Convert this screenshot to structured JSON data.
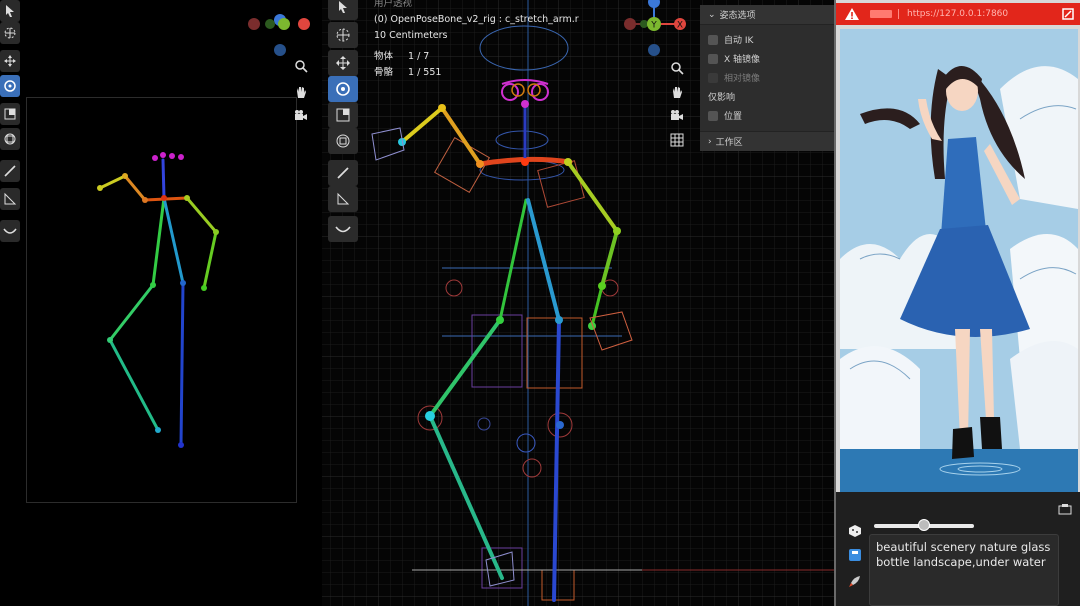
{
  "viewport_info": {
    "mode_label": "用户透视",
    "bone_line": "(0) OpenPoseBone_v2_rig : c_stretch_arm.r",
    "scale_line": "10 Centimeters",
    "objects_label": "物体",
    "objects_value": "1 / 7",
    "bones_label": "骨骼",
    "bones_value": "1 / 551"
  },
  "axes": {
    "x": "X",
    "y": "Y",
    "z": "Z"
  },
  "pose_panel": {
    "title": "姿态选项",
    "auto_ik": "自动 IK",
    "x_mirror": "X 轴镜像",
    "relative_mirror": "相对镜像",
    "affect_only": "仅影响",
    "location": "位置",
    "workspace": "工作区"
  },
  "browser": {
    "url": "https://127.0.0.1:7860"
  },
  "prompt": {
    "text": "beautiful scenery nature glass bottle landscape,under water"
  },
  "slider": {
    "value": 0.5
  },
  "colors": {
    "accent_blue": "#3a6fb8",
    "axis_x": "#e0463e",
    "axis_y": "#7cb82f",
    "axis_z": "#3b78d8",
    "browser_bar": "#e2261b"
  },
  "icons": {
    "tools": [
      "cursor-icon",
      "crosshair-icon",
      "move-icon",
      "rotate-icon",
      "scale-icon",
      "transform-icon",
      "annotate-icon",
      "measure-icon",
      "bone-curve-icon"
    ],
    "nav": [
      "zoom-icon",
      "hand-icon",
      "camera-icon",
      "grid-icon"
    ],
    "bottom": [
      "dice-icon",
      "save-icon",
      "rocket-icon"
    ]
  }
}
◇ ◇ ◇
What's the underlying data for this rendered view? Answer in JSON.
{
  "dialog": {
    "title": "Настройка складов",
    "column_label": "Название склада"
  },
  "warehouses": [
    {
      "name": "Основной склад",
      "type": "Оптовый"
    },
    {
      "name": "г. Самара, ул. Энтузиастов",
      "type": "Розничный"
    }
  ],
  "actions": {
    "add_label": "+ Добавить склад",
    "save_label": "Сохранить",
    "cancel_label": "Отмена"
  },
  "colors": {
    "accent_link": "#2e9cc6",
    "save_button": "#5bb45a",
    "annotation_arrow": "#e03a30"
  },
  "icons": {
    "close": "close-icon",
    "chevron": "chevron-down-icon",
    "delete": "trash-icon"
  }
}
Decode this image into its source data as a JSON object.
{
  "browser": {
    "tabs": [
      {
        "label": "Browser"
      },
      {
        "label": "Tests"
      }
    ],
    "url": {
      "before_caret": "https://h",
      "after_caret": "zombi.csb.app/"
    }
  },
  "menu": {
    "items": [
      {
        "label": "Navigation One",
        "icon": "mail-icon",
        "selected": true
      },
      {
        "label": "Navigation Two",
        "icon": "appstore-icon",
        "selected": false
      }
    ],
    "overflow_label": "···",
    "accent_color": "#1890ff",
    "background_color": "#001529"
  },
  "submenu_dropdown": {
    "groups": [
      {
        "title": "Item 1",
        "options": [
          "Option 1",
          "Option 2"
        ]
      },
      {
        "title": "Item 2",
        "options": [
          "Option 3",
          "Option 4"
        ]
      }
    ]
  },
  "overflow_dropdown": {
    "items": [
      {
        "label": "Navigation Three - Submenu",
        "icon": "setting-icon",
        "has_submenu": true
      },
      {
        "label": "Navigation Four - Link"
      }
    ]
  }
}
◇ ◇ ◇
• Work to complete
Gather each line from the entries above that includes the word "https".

• Answer to this problem
    "url": "https://127.0.0.1:7860"
      "before_caret": "https://h",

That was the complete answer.